“Your assignment,” I explained to my students, “is to write about whether or not you think we are too dependent on technology.” This was an opinion essay. Are we overly dependent on all the technological gadgets we possess?
“When I was in university,” I said to the class, attempting to paint a scene of antiquity, “all I had to type my essays on was a portable typewriter.” My little typewriter, with its blue case, was nothing fancy. Every mistake I made had to be neatly whited out. If there were too many mistakes, I had to tear the whole sheet of paper out and begin again. Yet, somehow, this faithful machine and I made it through five years of essays and assignments. Sometimes, we sat up all night together, filling the silence with the clack, clack, clacking sound of words travelling from my weary brain to the typewriter’s keys.
And then there was telephone duty. “There were no cell phones, of course,” I told the class. “In my student residence, there were two phones on the floor, in little booths, and we would take turns being on duty. If a call came in, we answered the phone and went and knocked on people’s doors, telling them they had a call.”
No personal computers, no cell phones. What about musical entertainment?
A radio, record player and collection of LPs.
For those of us of the baby boomer generation, technology has changed with a rapidity we could scarcely have imagined in the heyday of our youth. My little typewriter is long gone. Probably the telephone booths in my student residence are gone too. So is the record player that poured out such wonderful music, even though the needle stuck and lines repeated themselves over and over.

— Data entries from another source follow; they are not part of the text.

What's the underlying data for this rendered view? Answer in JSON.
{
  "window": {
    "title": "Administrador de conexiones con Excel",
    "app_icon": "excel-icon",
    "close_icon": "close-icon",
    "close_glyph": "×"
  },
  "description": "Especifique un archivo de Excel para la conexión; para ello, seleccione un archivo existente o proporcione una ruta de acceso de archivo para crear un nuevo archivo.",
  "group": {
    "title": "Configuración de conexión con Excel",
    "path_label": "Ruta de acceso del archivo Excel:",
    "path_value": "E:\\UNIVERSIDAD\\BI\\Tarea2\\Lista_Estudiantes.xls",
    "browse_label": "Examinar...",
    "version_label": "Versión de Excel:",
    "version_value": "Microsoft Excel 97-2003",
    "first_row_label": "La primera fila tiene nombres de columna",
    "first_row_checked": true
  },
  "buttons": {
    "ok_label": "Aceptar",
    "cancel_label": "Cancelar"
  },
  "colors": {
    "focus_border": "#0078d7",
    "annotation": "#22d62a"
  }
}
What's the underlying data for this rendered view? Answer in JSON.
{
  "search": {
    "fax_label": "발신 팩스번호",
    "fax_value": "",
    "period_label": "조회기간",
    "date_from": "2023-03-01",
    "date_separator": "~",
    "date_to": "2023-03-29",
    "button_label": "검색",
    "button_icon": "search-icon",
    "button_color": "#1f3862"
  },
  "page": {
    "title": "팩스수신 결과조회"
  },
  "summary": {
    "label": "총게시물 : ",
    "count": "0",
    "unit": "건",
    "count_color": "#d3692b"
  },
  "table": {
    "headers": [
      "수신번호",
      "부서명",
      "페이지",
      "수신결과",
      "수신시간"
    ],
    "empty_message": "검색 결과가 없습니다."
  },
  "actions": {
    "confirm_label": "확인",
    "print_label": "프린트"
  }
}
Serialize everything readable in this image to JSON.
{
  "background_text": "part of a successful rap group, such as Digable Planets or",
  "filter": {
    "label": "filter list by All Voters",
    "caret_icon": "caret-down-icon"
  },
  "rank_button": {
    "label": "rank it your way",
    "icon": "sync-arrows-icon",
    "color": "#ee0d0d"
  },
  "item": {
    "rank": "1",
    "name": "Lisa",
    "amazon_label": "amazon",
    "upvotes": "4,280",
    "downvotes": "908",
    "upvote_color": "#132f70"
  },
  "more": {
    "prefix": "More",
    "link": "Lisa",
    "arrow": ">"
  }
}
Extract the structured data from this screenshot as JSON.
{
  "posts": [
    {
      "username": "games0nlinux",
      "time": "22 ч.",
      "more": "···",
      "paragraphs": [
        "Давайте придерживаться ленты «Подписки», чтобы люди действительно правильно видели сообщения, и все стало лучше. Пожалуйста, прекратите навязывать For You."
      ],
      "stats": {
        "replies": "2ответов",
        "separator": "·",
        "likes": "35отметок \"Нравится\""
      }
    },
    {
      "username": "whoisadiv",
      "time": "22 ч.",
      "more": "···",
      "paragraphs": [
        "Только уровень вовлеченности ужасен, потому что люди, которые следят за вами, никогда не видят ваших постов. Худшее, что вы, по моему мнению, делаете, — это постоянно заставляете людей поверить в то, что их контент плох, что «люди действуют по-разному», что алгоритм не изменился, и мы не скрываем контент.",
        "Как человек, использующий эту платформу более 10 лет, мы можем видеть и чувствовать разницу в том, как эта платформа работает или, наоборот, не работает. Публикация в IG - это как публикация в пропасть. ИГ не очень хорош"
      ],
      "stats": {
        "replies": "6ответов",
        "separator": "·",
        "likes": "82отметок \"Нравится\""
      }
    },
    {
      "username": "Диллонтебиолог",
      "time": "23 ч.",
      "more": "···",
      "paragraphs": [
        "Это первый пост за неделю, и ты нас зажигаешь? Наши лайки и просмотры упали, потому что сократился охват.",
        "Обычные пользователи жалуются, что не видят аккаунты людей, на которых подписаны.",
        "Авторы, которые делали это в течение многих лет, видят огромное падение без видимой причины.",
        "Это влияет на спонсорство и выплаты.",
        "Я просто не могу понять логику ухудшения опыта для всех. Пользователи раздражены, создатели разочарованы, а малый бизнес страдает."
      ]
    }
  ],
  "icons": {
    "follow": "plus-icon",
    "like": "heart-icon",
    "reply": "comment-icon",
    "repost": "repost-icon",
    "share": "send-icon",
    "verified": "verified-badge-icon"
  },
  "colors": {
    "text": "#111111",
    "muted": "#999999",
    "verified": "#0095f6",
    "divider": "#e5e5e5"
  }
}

Today, I struggle with computer programs, and have a love/hate relationship with technology, but it has me in its grip nonetheless. Every day, I check my facebook, e-mail and text messages, and my cell phone is never far from hand. Word processors are much faster and more efficient than my blue-cased friend, and gathering information easily on search engines holds a seductive appeal.
Are we too dependent on technology? In many ways, we are. If all systems crashed, nothing short of pandemonium would ensue. That said, technology also makes our lives easier, allows us to keep in touch with family and friends, and opens up infinite possibilities for the future.
It appears, too, that even the reluctant can be converted. My husband was only very recently persuaded to get a cell phone. He was adamant that he would never text. But then he learned how. I was with my daughter, Hannah, when she received her first message from her father.
“Dad texts??” she said.
It appears he does.
What is your relationship with technology? Are we too dependent on it? Would we turn the clock back, even if we could? What do you imagine the future holds?